School leaders had done what state law required to enable them to return to the parish school board. Test scores had remained high throughout the school’s five-year charter.
But because state policies leave it up to the charter operator—the Algiers Charter School Association—to decide whether high-performing schools can switch to another charter authority, the school stayed put. The School Board had not outlined the logistics of a return, former CEO Andrea Thomas Reynolds said.
A year later, a group of Walker faculty started to push to return their school to the parish school board. The Orleans school board, BESE and RSD had outlined the return process. But again, the Algiers charter board denied a switch; board members said the schools could lose independence and money.
Charters authorized by RSD receive federal funds directly, but some of that money would flow to the Orleans school board if they returned to its oversight. None of other 12 schools eligible this year chose to make the leap; many cited this reason.
In December, Behrman assistant principal Brian Young called the charter group’s refusal to let Behrman return “almost a hostage situation.”
If the schools keep up their high performance—they need a School Performance Score of at least 54 on a 150-point scale to switch—they’ll be eligible to try again. But again, it will be up to the board, not the school’s community.
Neither the Behrman nor Walker communities got what they wanted, but Beabout said that doesn’t mean educators didn’t listen.
Behrman and Walker’s return to OPSB is symbolic, he said, of a system-wide return to home rule. “People want that, and people’s emotions become involved in that,” he said. But officials have to consider the schools’ financial well-being.
Lycée Français: the outlier
Another well-publicized conflict between a school community and a charter board is turning out differently. Parents at Lycée Français de la Nouvelle-Orleans—a single charter run by an independent board—complained to BESE about leadership issues and the school’s lack of diversity, among other problems.
State Superintendent John White’s office began looking into the complaints and working with the school to resolve them. At his behest, the Louisiana Association of Public Charter Schools hired a private consultant, EMH Strategy, to help find a CEO and address questions about board oversight.
Robert Rachal, the attorney representing a group of 40 parents, said he’s pleased with the consultant’s recommendation, which incorporated their concerns. He credited “a lot of hard work, and persistent parents that just weren’t going to go away.”
In this case, parents’ complaints have been largely confirmed by the consultant and state education officials. White has said that leadership changes would bring the school back on course.

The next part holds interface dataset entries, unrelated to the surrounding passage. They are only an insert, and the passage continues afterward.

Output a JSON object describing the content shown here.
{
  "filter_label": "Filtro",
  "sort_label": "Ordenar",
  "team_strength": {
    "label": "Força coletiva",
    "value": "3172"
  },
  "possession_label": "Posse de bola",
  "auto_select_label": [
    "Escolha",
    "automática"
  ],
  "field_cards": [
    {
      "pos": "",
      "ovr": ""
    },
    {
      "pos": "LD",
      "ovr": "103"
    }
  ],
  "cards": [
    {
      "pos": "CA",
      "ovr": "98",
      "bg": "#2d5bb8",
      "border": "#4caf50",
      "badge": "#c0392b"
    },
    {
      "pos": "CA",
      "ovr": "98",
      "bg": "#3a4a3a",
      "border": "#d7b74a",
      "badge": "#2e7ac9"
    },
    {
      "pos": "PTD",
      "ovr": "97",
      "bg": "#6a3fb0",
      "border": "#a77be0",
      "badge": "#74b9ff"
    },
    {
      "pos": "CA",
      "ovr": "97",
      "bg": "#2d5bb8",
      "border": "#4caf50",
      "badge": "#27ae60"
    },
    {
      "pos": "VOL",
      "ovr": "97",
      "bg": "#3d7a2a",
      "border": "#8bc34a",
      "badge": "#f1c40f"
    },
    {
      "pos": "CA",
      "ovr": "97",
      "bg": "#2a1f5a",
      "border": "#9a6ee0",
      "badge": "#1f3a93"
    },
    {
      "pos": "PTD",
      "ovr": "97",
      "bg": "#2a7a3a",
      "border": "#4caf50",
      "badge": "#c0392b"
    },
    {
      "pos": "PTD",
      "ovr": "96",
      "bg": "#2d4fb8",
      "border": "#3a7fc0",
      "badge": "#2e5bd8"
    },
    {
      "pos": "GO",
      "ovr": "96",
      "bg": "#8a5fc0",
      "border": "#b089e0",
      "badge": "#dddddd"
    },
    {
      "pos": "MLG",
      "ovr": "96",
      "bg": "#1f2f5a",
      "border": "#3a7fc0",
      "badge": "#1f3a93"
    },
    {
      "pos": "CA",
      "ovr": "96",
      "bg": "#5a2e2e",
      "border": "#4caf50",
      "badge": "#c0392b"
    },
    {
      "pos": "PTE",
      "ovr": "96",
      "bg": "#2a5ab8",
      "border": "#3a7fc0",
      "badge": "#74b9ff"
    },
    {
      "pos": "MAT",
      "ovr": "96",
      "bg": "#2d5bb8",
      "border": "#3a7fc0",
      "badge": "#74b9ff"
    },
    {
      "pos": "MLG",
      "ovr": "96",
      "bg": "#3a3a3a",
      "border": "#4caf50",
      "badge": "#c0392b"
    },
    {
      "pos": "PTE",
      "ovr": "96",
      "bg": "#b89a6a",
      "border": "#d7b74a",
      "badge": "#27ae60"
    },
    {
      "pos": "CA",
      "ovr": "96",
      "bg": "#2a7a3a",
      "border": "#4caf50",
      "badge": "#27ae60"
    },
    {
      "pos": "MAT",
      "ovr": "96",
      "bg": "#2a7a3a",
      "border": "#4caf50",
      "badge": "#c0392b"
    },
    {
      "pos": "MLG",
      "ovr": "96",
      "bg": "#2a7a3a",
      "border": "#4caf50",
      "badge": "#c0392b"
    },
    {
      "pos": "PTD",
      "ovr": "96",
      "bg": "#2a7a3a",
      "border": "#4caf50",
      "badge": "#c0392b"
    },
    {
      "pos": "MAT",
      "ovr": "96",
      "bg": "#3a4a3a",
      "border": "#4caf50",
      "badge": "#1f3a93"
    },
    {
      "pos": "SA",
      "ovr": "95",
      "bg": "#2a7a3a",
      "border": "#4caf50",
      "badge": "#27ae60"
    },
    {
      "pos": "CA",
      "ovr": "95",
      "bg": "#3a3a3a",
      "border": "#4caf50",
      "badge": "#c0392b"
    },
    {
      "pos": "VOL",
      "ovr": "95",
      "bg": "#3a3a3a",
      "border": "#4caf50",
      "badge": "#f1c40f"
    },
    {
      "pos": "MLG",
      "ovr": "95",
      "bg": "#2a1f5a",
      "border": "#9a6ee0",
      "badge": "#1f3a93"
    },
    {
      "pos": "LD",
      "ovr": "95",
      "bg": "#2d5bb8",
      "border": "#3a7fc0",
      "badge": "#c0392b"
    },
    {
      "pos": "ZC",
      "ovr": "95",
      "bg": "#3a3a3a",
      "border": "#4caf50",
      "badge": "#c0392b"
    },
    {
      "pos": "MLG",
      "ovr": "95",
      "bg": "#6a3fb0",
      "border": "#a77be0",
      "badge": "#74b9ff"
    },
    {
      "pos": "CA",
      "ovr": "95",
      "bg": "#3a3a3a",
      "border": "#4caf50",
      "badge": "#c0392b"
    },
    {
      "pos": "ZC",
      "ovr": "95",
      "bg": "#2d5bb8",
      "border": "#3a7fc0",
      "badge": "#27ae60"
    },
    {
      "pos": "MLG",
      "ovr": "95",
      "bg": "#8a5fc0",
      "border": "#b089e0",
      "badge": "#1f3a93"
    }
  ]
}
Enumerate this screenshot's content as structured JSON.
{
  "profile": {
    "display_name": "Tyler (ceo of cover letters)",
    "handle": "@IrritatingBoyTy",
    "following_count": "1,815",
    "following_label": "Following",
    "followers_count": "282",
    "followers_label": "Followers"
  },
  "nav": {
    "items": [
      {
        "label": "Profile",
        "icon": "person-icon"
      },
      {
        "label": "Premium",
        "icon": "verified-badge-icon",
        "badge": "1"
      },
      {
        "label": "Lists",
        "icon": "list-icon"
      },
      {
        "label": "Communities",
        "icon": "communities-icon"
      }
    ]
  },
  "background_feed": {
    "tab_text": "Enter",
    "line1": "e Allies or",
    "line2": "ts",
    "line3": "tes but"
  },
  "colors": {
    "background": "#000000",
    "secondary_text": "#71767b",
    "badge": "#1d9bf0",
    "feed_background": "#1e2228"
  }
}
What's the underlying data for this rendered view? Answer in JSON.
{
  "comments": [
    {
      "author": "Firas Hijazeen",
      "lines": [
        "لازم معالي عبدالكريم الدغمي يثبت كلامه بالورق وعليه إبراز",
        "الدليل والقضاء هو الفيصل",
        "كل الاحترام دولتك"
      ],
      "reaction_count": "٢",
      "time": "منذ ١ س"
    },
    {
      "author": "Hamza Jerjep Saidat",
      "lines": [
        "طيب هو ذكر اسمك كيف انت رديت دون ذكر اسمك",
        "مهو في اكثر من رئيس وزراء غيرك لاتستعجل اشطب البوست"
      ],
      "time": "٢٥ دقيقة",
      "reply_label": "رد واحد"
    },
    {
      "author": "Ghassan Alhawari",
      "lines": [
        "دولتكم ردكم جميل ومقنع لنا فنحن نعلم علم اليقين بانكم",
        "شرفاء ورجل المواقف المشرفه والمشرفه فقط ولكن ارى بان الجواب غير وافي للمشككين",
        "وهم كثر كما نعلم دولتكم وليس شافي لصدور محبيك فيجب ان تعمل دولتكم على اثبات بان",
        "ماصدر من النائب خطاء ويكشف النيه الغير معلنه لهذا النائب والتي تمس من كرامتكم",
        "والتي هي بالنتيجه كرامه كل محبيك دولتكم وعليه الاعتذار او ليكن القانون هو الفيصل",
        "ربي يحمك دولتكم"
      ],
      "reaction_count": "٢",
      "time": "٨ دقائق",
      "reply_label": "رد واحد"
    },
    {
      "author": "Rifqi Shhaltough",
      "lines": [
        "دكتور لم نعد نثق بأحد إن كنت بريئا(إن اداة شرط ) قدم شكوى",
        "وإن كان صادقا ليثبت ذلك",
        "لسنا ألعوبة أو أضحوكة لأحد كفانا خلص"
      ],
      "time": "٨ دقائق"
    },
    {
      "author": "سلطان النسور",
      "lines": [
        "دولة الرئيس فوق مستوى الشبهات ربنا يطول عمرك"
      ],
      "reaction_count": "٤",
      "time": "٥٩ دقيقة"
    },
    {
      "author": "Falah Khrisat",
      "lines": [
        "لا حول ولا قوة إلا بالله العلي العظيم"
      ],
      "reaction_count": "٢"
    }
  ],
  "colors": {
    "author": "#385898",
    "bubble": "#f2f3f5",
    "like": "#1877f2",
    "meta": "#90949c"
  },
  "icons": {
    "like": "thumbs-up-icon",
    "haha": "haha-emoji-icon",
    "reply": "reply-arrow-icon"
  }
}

Shirley told The Lens in January that the school is solid academically and is improving financially. But “what I’ve seen is a board that is taking on some roles and responsibilities that traditionally are not part of what a board should be doing,” she said.
In addition to its independent board, Lycée falls directly under the state education board’s governance—unlike other charters authorized by their local school board or RSD, as White noted last week when he met with teachers. “My sense is we have stumbled,” he said.
And given BESE’s investment in charters, it’s no surprise it would intervene to help a new, struggling charter of its own, Beabout said.
Harper Royal, however, believes Lycée’s parents got the help they wanted for a different reason. “Those are people who are already connected,” she said, referring to the school’s white, middle-class parent majority.
“The state’s going out of its way to make sure that school survives. And that school has all kinds of issues.”
In general, she said local education leaders still have a long way to go in terms of community engagement: “I wish it was different,” she said. “I know quite a few people in the city who have some really good ideas about what kids need.”
Officials might like those ideas, she said, if they’d only listen.